---------- Records for the exercise ----------

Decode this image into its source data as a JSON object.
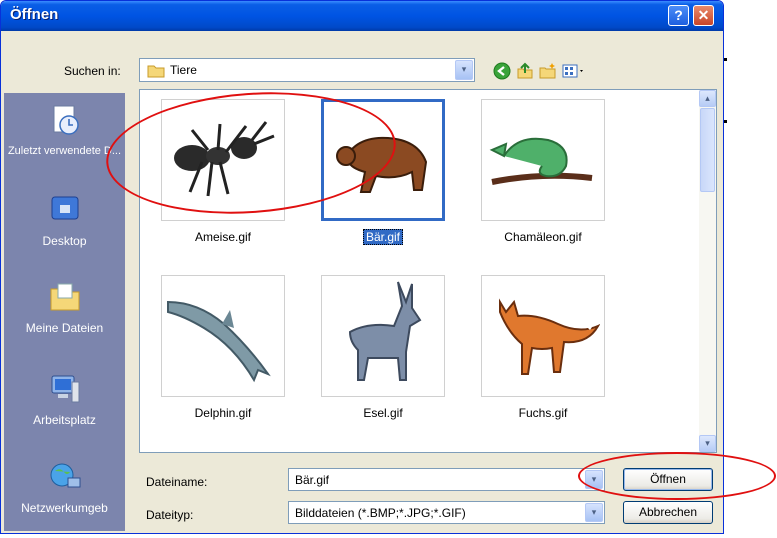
{
  "window": {
    "title": "Öffnen",
    "help_glyph": "?",
    "close_glyph": "✕"
  },
  "lookin": {
    "label": "Suchen in:",
    "value": "Tiere",
    "dropdown_glyph": "▾"
  },
  "toolbar": {
    "icons": [
      "back-icon",
      "up-folder-icon",
      "new-folder-icon",
      "view-menu-icon"
    ]
  },
  "places": [
    {
      "label": "Zuletzt verwendete D...",
      "icon": "recent-documents-icon"
    },
    {
      "label": "Desktop",
      "icon": "desktop-icon"
    },
    {
      "label": "Meine Dateien",
      "icon": "my-documents-icon"
    },
    {
      "label": "Arbeitsplatz",
      "icon": "my-computer-icon"
    },
    {
      "label": "Netzwerkumgeb",
      "icon": "network-places-icon"
    }
  ],
  "files": [
    {
      "name": "Ameise.gif",
      "icon": "ant-thumbnail",
      "selected": false
    },
    {
      "name": "Bär.gif",
      "icon": "bear-thumbnail",
      "selected": true
    },
    {
      "name": "Chamäleon.gif",
      "icon": "chameleon-thumbnail",
      "selected": false
    },
    {
      "name": "Delphin.gif",
      "icon": "dolphin-thumbnail",
      "selected": false
    },
    {
      "name": "Esel.gif",
      "icon": "donkey-thumbnail",
      "selected": false
    },
    {
      "name": "Fuchs.gif",
      "icon": "fox-thumbnail",
      "selected": false
    }
  ],
  "scrollbar": {
    "up_glyph": "▴",
    "down_glyph": "▾"
  },
  "filename": {
    "label": "Dateiname:",
    "value": "Bär.gif",
    "dropdown_glyph": "▾"
  },
  "filetype": {
    "label": "Dateityp:",
    "value": "Bilddateien (*.BMP;*.JPG;*.GIF)",
    "dropdown_glyph": "▾"
  },
  "buttons": {
    "open": "Öffnen",
    "cancel": "Abbrechen"
  },
  "colors": {
    "titlebar": "#0054e3",
    "dialog_bg": "#ece9d8",
    "places_bar": "#7c85ad",
    "selection": "#316ac5",
    "annotation": "#e01010"
  }
}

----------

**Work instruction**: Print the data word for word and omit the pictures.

**Written response**:
Decode this image into its source data as a JSON object.
{
  "window": {
    "title": "Öffnen",
    "help_glyph": "?",
    "close_glyph": "✕"
  },
  "lookin": {
    "label": "Suchen in:",
    "value": "Tiere",
    "dropdown_glyph": "▾"
  },
  "toolbar": {
    "icons": [
      "back-icon",
      "up-folder-icon",
      "new-folder-icon",
      "view-menu-icon"
    ]
  },
  "places": [
    {
      "label": "Zuletzt verwendete D...",
      "icon": "recent-documents-icon"
    },
    {
      "label": "Desktop",
      "icon": "desktop-icon"
    },
    {
      "label": "Meine Dateien",
      "icon": "my-documents-icon"
    },
    {
      "label": "Arbeitsplatz",
      "icon": "my-computer-icon"
    },
    {
      "label": "Netzwerkumgeb",
      "icon": "network-places-icon"
    }
  ],
  "files": [
    {
      "name": "Ameise.gif",
      "icon": "ant-thumbnail",
      "selected": false
    },
    {
      "name": "Bär.gif",
      "icon": "bear-thumbnail",
      "selected": true
    },
    {
      "name": "Chamäleon.gif",
      "icon": "chameleon-thumbnail",
      "selected": false
    },
    {
      "name": "Delphin.gif",
      "icon": "dolphin-thumbnail",
      "selected": false
    },
    {
      "name": "Esel.gif",
      "icon": "donkey-thumbnail",
      "selected": false
    },
    {
      "name": "Fuchs.gif",
      "icon": "fox-thumbnail",
      "selected": false
    }
  ],
  "scrollbar": {
    "up_glyph": "▴",
    "down_glyph": "▾"
  },
  "filename": {
    "label": "Dateiname:",
    "value": "Bär.gif",
    "dropdown_glyph": "▾"
  },
  "filetype": {
    "label": "Dateityp:",
    "value": "Bilddateien (*.BMP;*.JPG;*.GIF)",
    "dropdown_glyph": "▾"
  },
  "buttons": {
    "open": "Öffnen",
    "cancel": "Abbrechen"
  },
  "colors": {
    "titlebar": "#0054e3",
    "dialog_bg": "#ece9d8",
    "places_bar": "#7c85ad",
    "selection": "#316ac5",
    "annotation": "#e01010"
  }
}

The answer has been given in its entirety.